This post is sponsored by The Breastfeeding Shop.
In theory, teaching a baby to use a bottle is easy:
Step 1: Fill a bottle with breastmilk or formula.
Step 2: Hold the bottle for the baby.
Step 3. They drink. Hurrah!
In reality, though, any new mom can tell you that the process is much more complicated, especially if you are a military spouse who had a baby during a deployment. You are busy enough taking care of the house, your job or school, and possibly your other children—all on your own, while living thousands of miles from family. Do you really have time to teach a newborn how to use a bottle?
Yes, you do. You have to make the time. And here’s why: Without bottle training, your baby will need to be with you every moment of every day for the next nine months until they learn to drink from a cup. You will not be able to drop them at daycare, leave them with a friend while you go out one evening, or even let them stay with Grandma while you go to a doctor’s appointment.
Does that sound fun? Trust me, it’s not.
I’m a mom who breastfed all four of my babies. Two of them were deployment babies. During the first deployment, I had a toddler and a newborn, and I didn’t get around to introducing a bottle until it was too late. I couldn’t leave my baby with anyone for more than an hour at a time. It was exhausting and caused several problems, especially in unexpected emergencies. I vowed not to make the same mistake again.
When the next baby was born during a deployment, I had learned my lesson. Even though I planned to breastfeed for the first year, I knew that bottle-training had to be a priority. With a toddler and a preschooler, training the newborn would be a challenge. I planned out a strategy that can work for any nursing mom during a deployment.
Step 1: Gather supplies.
Whether you plan to fill bottles with breastmilk or formula, you need a breastpump to relieve swelling when you give the baby a bottle. TRICARE covers breastpumps for pregnant moms, so you can get one at no cost before you have the baby. Talk to your OB-GYN to get a prescription. You will also need bottles and nipples. There are many brands to choose, but make sure to begin with slow-flow nipples. These simulate the natural flow of milk from mom. The fast-slow nipples are for older babies.
Step 2: Introduce the bottle early.
If the bottle is introduced early, when the baby is only two weeks, then they are much more likely to accept the bottle. If you wait until the baby is older—around three or four months—then they have already learned their preference for breasts and they will scream or reject a bottle. I know you will be exhausted and be in a haze for the first few weeks after giving birth. I understand that pumping and then bottle-feeding is a lot more time and work for you when you already feel overwhelmed. It may feel easy to skip now, but in the long run, it will be more convenient and easier to have the option of bottle-feeding.
Step 3: Convince a breastfed baby to take a bottle.

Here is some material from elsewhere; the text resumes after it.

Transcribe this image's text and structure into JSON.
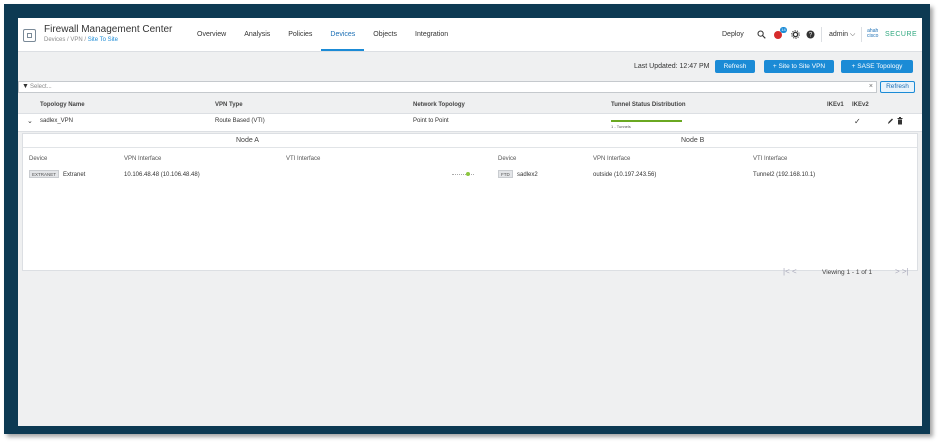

Teaching the baby to bottle-feed is a gradual process. Begin by offering a bottle once a day, at a time when the baby is relaxed and pleasant (a.k.a. not in the middle of the night when they are already crying). It is easiest to fill the initial bottles with pumped breastmilk so the taste is familiar to the baby. You can switch to formula later if you wish. Pump on one side and fill the bottle with a few ounces of breastmilk. Try to have the bottle ready when the baby is napping so you can offer it when they first begin to stir. Hold them in the usual nursing position, then position the bottle near your chest. Squeeze a few drops of milk from the nipple and hold it on the baby’s lips. Once they get a taste, they may naturally begin to suck on the bottle! If not, try for a few more minutes adjusting positions to find one that works. If they begin to fuss and cry, allow them to nurse from the side where you didn’t pump. Keep trying regularly.
Step 4: Invite friends and family to help.
Often, a breastfed baby doesn’t like to take a bottle from mom because they prefer to nurse from her. When you are alone during deployment, you don’t have the option of letting your partner give the baby a bottle. But don’t despair! Have a friend come over and try to offer the baby a bottle. Or bring a bottle with you to a playdate and see if another mom will try. Is Grandma planning to visit shortly after the baby is born? Then let her have a turn with the bottle. Once bottle-feeding is established, it is good to keep practicing at least once a week so the baby doesn’t forget.
Bottle-training can be frustrating, but it is an important step for a new mom. You can teach your baby to drink from a bottle even if you are a solo parent during deployment.
The Breastfeeding Shop provides name-brand, high-quality breast pumps and breastfeeding supplies. Catering to the military community, the Breastfeeding Shop’s quick and easy service ensures that TRICARE beneficiaries can receive breast pumps and supplies at no-cost to them.
By Lizann Lightfoot